┌─ GIVEN INFORMATION

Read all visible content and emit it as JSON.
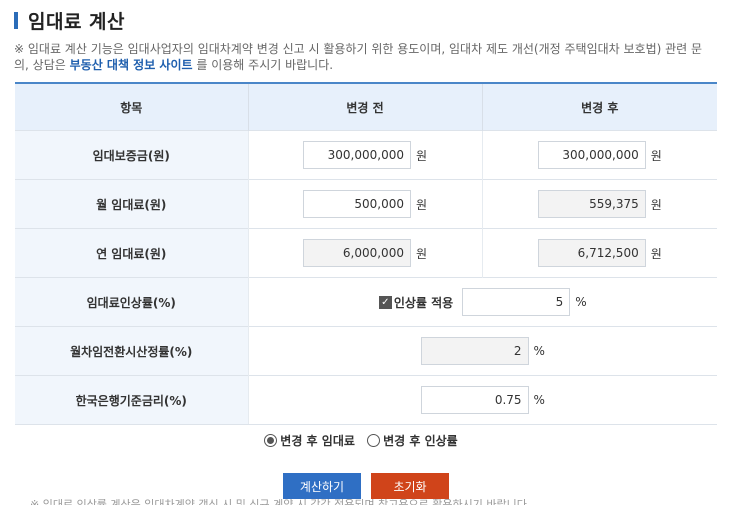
{
  "header": {
    "title": "임대료 계산"
  },
  "notice": {
    "part1": "※ 임대료 계산 기능은 임대사업자의 임대차계약 변경 신고 시 활용하기 위한 용도이며, 임대차 제도 개선(개정 주택임대차 보호법) 관련 문의, 상담은 ",
    "link": "부동산 대책 정보 사이트",
    "part2": " 를 이용해 주시기 바랍니다."
  },
  "table": {
    "headers": [
      "항목",
      "변경 전",
      "변경 후"
    ],
    "rows": {
      "deposit": {
        "label": "임대보증금(원)",
        "before": "300,000,000",
        "after": "300,000,000",
        "unit": "원"
      },
      "monthly": {
        "label": "월 임대료(원)",
        "before": "500,000",
        "after": "559,375",
        "unit": "원"
      },
      "yearly": {
        "label": "연 임대료(원)",
        "before": "6,000,000",
        "after": "6,712,500",
        "unit": "원"
      },
      "rate": {
        "label": "임대료인상률(%)",
        "checkbox_label": "인상률 적용",
        "value": "5",
        "unit": "%"
      },
      "conversion": {
        "label": "월차임전환시산정률(%)",
        "value": "2",
        "unit": "%"
      },
      "bok": {
        "label": "한국은행기준금리(%)",
        "value": "0.75",
        "unit": "%"
      }
    }
  },
  "options": {
    "radio1": "변경 후 임대료",
    "radio2": "변경 후 인상률"
  },
  "buttons": {
    "calc": "계산하기",
    "reset": "초기화"
  },
  "footer": {
    "cut_text": "※ 임대료 인상률 계산은 임대차계약 갱신 시 및 신규 계약 시 각각 적용되며 참고용으로 활용하시기 바랍니다."
  }
}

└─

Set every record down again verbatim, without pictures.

Read all visible content and emit it as JSON.
{
  "header": {
    "title": "임대료 계산"
  },
  "notice": {
    "part1": "※ 임대료 계산 기능은 임대사업자의 임대차계약 변경 신고 시 활용하기 위한 용도이며, 임대차 제도 개선(개정 주택임대차 보호법) 관련 문의, 상담은 ",
    "link": "부동산 대책 정보 사이트",
    "part2": " 를 이용해 주시기 바랍니다."
  },
  "table": {
    "headers": [
      "항목",
      "변경 전",
      "변경 후"
    ],
    "rows": {
      "deposit": {
        "label": "임대보증금(원)",
        "before": "300,000,000",
        "after": "300,000,000",
        "unit": "원"
      },
      "monthly": {
        "label": "월 임대료(원)",
        "before": "500,000",
        "after": "559,375",
        "unit": "원"
      },
      "yearly": {
        "label": "연 임대료(원)",
        "before": "6,000,000",
        "after": "6,712,500",
        "unit": "원"
      },
      "rate": {
        "label": "임대료인상률(%)",
        "checkbox_label": "인상률 적용",
        "value": "5",
        "unit": "%"
      },
      "conversion": {
        "label": "월차임전환시산정률(%)",
        "value": "2",
        "unit": "%"
      },
      "bok": {
        "label": "한국은행기준금리(%)",
        "value": "0.75",
        "unit": "%"
      }
    }
  },
  "options": {
    "radio1": "변경 후 임대료",
    "radio2": "변경 후 인상률"
  },
  "buttons": {
    "calc": "계산하기",
    "reset": "초기화"
  },
  "footer": {
    "cut_text": "※ 임대료 인상률 계산은 임대차계약 갱신 시 및 신규 계약 시 각각 적용되며 참고용으로 활용하시기 바랍니다."
  }
}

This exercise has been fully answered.